Website and app data records:
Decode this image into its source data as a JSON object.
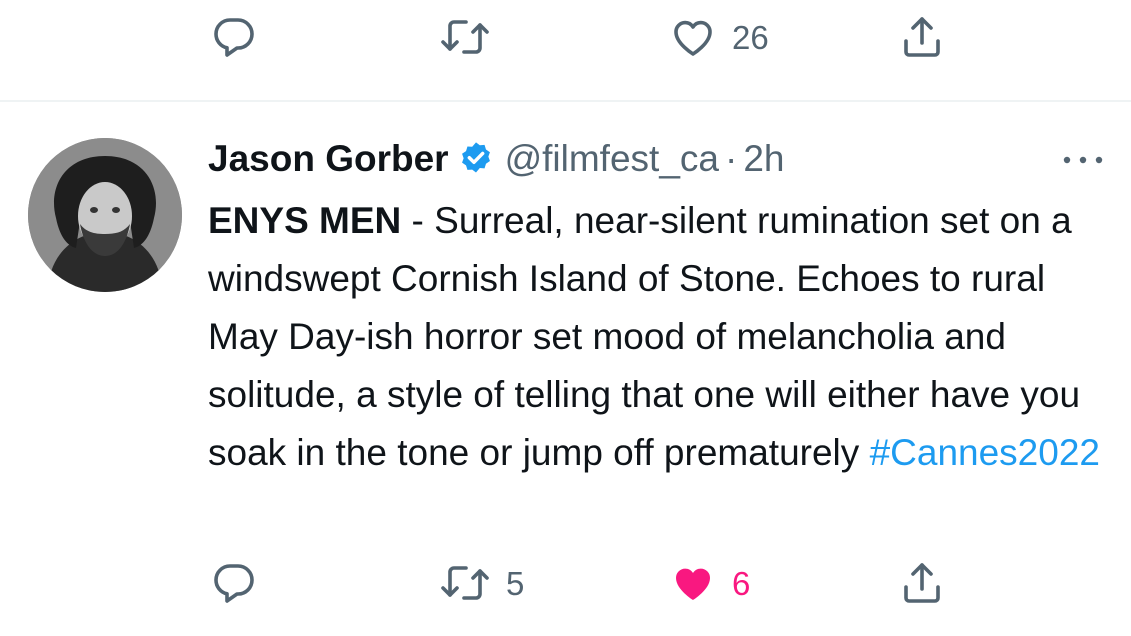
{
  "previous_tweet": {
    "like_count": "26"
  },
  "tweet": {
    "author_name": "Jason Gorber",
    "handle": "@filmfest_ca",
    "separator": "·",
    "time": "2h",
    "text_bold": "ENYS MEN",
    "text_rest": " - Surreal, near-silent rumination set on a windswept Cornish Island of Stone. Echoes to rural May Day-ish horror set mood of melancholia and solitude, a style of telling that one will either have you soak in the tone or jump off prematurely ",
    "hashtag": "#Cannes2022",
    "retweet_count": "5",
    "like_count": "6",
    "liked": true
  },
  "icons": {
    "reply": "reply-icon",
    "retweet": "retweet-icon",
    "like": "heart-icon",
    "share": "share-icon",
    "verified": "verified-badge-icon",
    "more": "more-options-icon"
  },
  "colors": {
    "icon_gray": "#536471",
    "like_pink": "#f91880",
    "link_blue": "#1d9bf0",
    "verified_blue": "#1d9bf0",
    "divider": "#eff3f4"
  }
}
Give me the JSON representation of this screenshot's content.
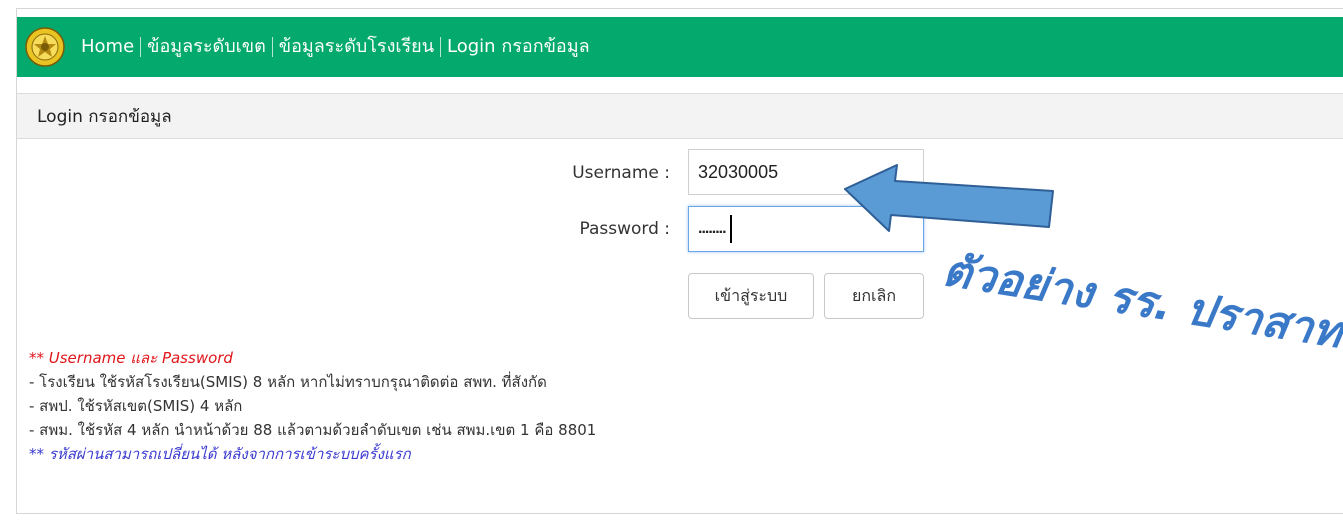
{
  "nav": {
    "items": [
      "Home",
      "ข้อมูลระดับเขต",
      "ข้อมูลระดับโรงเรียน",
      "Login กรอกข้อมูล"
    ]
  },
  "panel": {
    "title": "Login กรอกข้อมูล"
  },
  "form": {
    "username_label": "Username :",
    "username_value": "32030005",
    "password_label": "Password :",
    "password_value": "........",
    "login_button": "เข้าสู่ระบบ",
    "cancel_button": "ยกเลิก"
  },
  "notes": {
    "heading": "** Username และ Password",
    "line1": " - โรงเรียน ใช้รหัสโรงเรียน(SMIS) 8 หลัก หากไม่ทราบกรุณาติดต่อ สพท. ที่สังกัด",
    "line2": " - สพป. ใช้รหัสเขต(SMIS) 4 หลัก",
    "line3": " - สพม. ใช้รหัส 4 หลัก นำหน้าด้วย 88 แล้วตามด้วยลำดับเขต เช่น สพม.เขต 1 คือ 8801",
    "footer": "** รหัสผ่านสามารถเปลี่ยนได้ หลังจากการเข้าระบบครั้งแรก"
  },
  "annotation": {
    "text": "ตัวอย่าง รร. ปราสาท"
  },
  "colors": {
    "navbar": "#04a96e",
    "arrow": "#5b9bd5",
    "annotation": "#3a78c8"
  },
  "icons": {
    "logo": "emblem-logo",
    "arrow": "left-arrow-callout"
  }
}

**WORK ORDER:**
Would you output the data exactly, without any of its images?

**ANSWER BELOW:**
Decode this image into its source data as a JSON object.
{
  "previous_tweet": {
    "like_count": "26"
  },
  "tweet": {
    "author_name": "Jason Gorber",
    "handle": "@filmfest_ca",
    "separator": "·",
    "time": "2h",
    "text_bold": "ENYS MEN",
    "text_rest": " - Surreal, near-silent rumination set on a windswept Cornish Island of Stone. Echoes to rural May Day-ish horror set mood of melancholia and solitude, a style of telling that one will either have you soak in the tone or jump off prematurely ",
    "hashtag": "#Cannes2022",
    "retweet_count": "5",
    "like_count": "6",
    "liked": true
  },
  "icons": {
    "reply": "reply-icon",
    "retweet": "retweet-icon",
    "like": "heart-icon",
    "share": "share-icon",
    "verified": "verified-badge-icon",
    "more": "more-options-icon"
  },
  "colors": {
    "icon_gray": "#536471",
    "like_pink": "#f91880",
    "link_blue": "#1d9bf0",
    "verified_blue": "#1d9bf0",
    "divider": "#eff3f4"
  }
}
Give me the JSON representation of this screenshot's content.
{
  "nav": {
    "items": [
      "Home",
      "ข้อมูลระดับเขต",
      "ข้อมูลระดับโรงเรียน",
      "Login กรอกข้อมูล"
    ]
  },
  "panel": {
    "title": "Login กรอกข้อมูล"
  },
  "form": {
    "username_label": "Username :",
    "username_value": "32030005",
    "password_label": "Password :",
    "password_value": "........",
    "login_button": "เข้าสู่ระบบ",
    "cancel_button": "ยกเลิก"
  },
  "notes": {
    "heading": "** Username และ Password",
    "line1": " - โรงเรียน ใช้รหัสโรงเรียน(SMIS) 8 หลัก หากไม่ทราบกรุณาติดต่อ สพท. ที่สังกัด",
    "line2": " - สพป. ใช้รหัสเขต(SMIS) 4 หลัก",
    "line3": " - สพม. ใช้รหัส 4 หลัก นำหน้าด้วย 88 แล้วตามด้วยลำดับเขต เช่น สพม.เขต 1 คือ 8801",
    "footer": "** รหัสผ่านสามารถเปลี่ยนได้ หลังจากการเข้าระบบครั้งแรก"
  },
  "annotation": {
    "text": "ตัวอย่าง รร. ปราสาท"
  },
  "colors": {
    "navbar": "#04a96e",
    "arrow": "#5b9bd5",
    "annotation": "#3a78c8"
  },
  "icons": {
    "logo": "emblem-logo",
    "arrow": "left-arrow-callout"
  }
}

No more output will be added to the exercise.